      Serial.println(Ethernet.localIP());
    }

    void loop() {
    }

Dynamic IP address assignement

If you are going to connect several Mega ETH devices to the same network segment, hard-coding an IP address might not be very convinient, since you don’t want to change the sketch for every device you deploy. In this case and in all cases where DHCP service is available on the network, it would be much better to automatically obtain an IP address from the DHCP server and store it in non-volatile memory, EEPROM or SD card, because, in most cases, it is desirable for a network device to retain it’s assigned IP address every time it is powered up. In the following example Mega ETH will obtain an IP address via DHCP protocol using the Ethernet3 library and display it on a 16x24 LCD monitor:

  
    /*

      This sketch uses the DHCP to get an IP address
      and display the address on an LCD.

     */

    #include <SPI.h>
    #include <Ethernet3.h>
    #include <LiquidCrystal.h>

    // Enter a MAC address for your controller below.

    byte mac[] = {
      0xDE, 0xAB, 0xCD, 0xEF, 0xDE, 0x02
    };
    // initialize the LCD library with the numbers of the interface pins
    LiquidCrystal lcd(12, 11, 5, 4, 3, 2);

    void setup() {
     
      
      lcd.begin(16, 2);

      if (Ethernet.begin(mac) == 0) {
        if (Ethernet.linkStatus() == LinkOFF) {
          lcd.print("LINK FAILURE");
        }
        else lcd.print("DHCP ERROR!");
      } else // success, display your local IP address:
             lcd.print(Ethernet.localIP());
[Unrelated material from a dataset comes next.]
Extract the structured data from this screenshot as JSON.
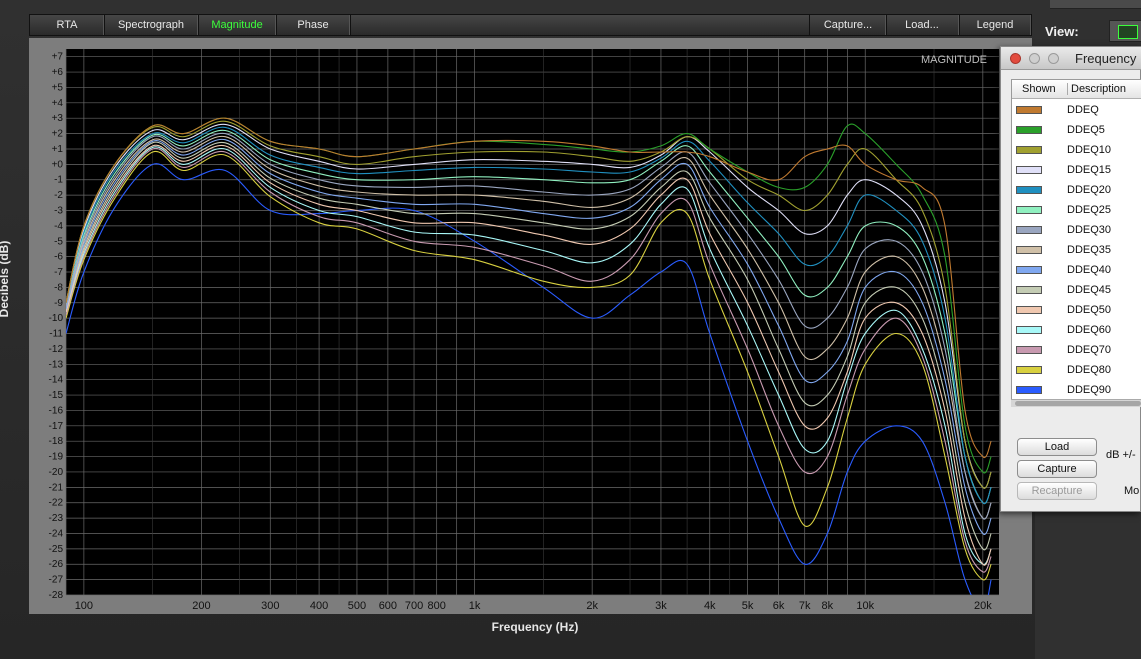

        // do nothing more:
      while (true) {
          delay(1);
      }
    }

    void loop() {
    }
November 13, 2019